*** Record extracts Section Begins ***
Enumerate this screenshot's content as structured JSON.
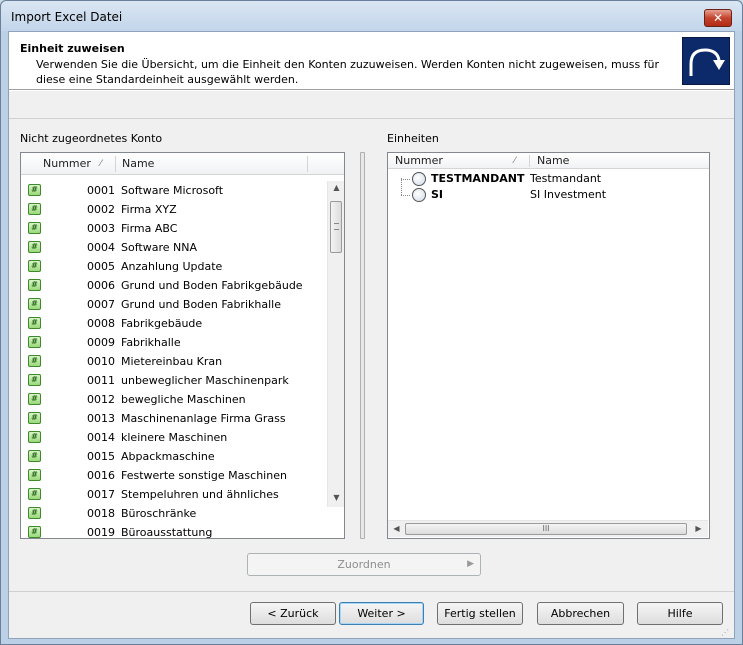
{
  "window": {
    "title": "Import Excel Datei",
    "close_label": "✕"
  },
  "header": {
    "title": "Einheit zuweisen",
    "description": "Verwenden Sie die Übersicht, um die Einheit den Konten zuzuweisen. Werden Konten nicht zugeweisen, muss für diese eine Standardeinheit ausgewählt werden."
  },
  "accounts_panel": {
    "label": "Nicht zugeordnetes Konto",
    "col_number": "Nummer",
    "col_name": "Name",
    "icon_glyph": "#",
    "rows": [
      {
        "number": "0001",
        "name": "Software Microsoft"
      },
      {
        "number": "0002",
        "name": "Firma XYZ"
      },
      {
        "number": "0003",
        "name": "Firma ABC"
      },
      {
        "number": "0004",
        "name": "Software NNA"
      },
      {
        "number": "0005",
        "name": "Anzahlung Update"
      },
      {
        "number": "0006",
        "name": "Grund und Boden Fabrikgebäude"
      },
      {
        "number": "0007",
        "name": "Grund und Boden Fabrikhalle"
      },
      {
        "number": "0008",
        "name": "Fabrikgebäude"
      },
      {
        "number": "0009",
        "name": "Fabrikhalle"
      },
      {
        "number": "0010",
        "name": "Mietereinbau Kran"
      },
      {
        "number": "0011",
        "name": "unbeweglicher Maschinenpark"
      },
      {
        "number": "0012",
        "name": "bewegliche Maschinen"
      },
      {
        "number": "0013",
        "name": "Maschinenanlage Firma Grass"
      },
      {
        "number": "0014",
        "name": "kleinere Maschinen"
      },
      {
        "number": "0015",
        "name": "Abpackmaschine"
      },
      {
        "number": "0016",
        "name": "Festwerte sonstige Maschinen"
      },
      {
        "number": "0017",
        "name": "Stempeluhren und ähnliches"
      },
      {
        "number": "0018",
        "name": "Büroschränke"
      },
      {
        "number": "0019",
        "name": "Büroausstattung"
      }
    ]
  },
  "units_panel": {
    "label": "Einheiten",
    "col_number": "Nummer",
    "col_name": "Name",
    "nodes": [
      {
        "number": "TESTMANDANT",
        "name": "Testmandant"
      },
      {
        "number": "SI",
        "name": "SI Investment"
      }
    ]
  },
  "scroll_glyphs": {
    "up": "▲",
    "down": "▼",
    "left": "◀",
    "right": "▶",
    "grip": "III"
  },
  "assign_button": {
    "label": "Zuordnen",
    "arrow": "▶"
  },
  "footer": {
    "back": "< Zurück",
    "next": "Weiter >",
    "finish": "Fertig stellen",
    "cancel": "Abbrechen",
    "help": "Hilfe"
  },
  "colors": {
    "header_logo": "#0c2a6a",
    "account_icon": "#9bd87b"
  }
}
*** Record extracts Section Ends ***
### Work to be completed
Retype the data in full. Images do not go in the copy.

### Exercise output
Enumerate this screenshot's content as structured JSON.
{
  "window": {
    "title": "Import Excel Datei",
    "close_label": "✕"
  },
  "header": {
    "title": "Einheit zuweisen",
    "description": "Verwenden Sie die Übersicht, um die Einheit den Konten zuzuweisen. Werden Konten nicht zugeweisen, muss für diese eine Standardeinheit ausgewählt werden."
  },
  "accounts_panel": {
    "label": "Nicht zugeordnetes Konto",
    "col_number": "Nummer",
    "col_name": "Name",
    "icon_glyph": "#",
    "rows": [
      {
        "number": "0001",
        "name": "Software Microsoft"
      },
      {
        "number": "0002",
        "name": "Firma XYZ"
      },
      {
        "number": "0003",
        "name": "Firma ABC"
      },
      {
        "number": "0004",
        "name": "Software NNA"
      },
      {
        "number": "0005",
        "name": "Anzahlung Update"
      },
      {
        "number": "0006",
        "name": "Grund und Boden Fabrikgebäude"
      },
      {
        "number": "0007",
        "name": "Grund und Boden Fabrikhalle"
      },
      {
        "number": "0008",
        "name": "Fabrikgebäude"
      },
      {
        "number": "0009",
        "name": "Fabrikhalle"
      },
      {
        "number": "0010",
        "name": "Mietereinbau Kran"
      },
      {
        "number": "0011",
        "name": "unbeweglicher Maschinenpark"
      },
      {
        "number": "0012",
        "name": "bewegliche Maschinen"
      },
      {
        "number": "0013",
        "name": "Maschinenanlage Firma Grass"
      },
      {
        "number": "0014",
        "name": "kleinere Maschinen"
      },
      {
        "number": "0015",
        "name": "Abpackmaschine"
      },
      {
        "number": "0016",
        "name": "Festwerte sonstige Maschinen"
      },
      {
        "number": "0017",
        "name": "Stempeluhren und ähnliches"
      },
      {
        "number": "0018",
        "name": "Büroschränke"
      },
      {
        "number": "0019",
        "name": "Büroausstattung"
      }
    ]
  },
  "units_panel": {
    "label": "Einheiten",
    "col_number": "Nummer",
    "col_name": "Name",
    "nodes": [
      {
        "number": "TESTMANDANT",
        "name": "Testmandant"
      },
      {
        "number": "SI",
        "name": "SI Investment"
      }
    ]
  },
  "scroll_glyphs": {
    "up": "▲",
    "down": "▼",
    "left": "◀",
    "right": "▶",
    "grip": "III"
  },
  "assign_button": {
    "label": "Zuordnen",
    "arrow": "▶"
  },
  "footer": {
    "back": "< Zurück",
    "next": "Weiter >",
    "finish": "Fertig stellen",
    "cancel": "Abbrechen",
    "help": "Hilfe"
  },
  "colors": {
    "header_logo": "#0c2a6a",
    "account_icon": "#9bd87b"
  }
}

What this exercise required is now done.